== Instructions to follow ==
Scan the entries below for the word "Offset", then copy each line that holds it.

*** Opening of Excerpted records ***

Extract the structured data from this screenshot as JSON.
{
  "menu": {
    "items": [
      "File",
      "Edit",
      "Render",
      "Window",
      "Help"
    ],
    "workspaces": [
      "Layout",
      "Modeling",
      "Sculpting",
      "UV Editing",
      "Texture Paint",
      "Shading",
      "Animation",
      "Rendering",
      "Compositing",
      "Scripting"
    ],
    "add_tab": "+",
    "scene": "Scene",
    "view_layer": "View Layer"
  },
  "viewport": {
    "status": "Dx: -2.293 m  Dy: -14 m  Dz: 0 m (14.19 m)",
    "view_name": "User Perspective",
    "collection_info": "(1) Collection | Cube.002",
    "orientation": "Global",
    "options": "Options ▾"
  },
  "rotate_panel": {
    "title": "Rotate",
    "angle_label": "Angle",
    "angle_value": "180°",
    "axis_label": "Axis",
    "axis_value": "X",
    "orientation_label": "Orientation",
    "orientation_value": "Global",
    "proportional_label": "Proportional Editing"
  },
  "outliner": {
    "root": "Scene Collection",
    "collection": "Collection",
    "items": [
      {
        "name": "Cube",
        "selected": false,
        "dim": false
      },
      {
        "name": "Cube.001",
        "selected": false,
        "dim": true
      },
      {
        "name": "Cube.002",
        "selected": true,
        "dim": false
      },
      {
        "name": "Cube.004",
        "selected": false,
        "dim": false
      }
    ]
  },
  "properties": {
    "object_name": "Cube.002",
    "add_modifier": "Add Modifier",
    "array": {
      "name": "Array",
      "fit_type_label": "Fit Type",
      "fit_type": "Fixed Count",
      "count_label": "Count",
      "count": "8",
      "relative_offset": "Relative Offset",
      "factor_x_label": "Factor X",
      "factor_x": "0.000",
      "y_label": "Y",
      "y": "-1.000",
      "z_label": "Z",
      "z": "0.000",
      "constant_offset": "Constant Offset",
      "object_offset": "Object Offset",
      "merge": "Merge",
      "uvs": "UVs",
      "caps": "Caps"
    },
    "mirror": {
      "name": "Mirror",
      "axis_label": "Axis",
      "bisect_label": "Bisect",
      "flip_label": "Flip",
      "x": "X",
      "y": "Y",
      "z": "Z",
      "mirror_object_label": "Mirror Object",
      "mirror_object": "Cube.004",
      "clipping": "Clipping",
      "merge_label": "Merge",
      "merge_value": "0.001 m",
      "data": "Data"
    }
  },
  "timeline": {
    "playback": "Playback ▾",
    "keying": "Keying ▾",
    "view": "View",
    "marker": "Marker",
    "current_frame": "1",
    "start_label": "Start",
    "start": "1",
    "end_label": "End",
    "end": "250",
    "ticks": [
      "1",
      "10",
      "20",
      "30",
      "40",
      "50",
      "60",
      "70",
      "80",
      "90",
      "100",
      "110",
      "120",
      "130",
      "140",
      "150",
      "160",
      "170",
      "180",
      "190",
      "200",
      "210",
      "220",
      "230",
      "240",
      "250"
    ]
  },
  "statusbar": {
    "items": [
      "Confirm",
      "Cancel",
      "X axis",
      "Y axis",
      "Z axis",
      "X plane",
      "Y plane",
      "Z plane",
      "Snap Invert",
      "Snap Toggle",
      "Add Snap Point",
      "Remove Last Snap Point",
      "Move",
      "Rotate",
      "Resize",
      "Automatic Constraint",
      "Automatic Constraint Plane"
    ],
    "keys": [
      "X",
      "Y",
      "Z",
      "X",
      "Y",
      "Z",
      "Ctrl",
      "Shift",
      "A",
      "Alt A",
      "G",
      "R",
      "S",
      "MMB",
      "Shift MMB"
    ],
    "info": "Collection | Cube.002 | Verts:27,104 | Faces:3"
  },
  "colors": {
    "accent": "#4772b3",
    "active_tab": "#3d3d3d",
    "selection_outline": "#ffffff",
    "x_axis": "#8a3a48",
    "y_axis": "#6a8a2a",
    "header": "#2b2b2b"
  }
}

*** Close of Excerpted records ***

== Reply to the task ==
      "relative_offset": "Relative Offset",
      "constant_offset": "Constant Offset",
      "object_offset": "Object Offset",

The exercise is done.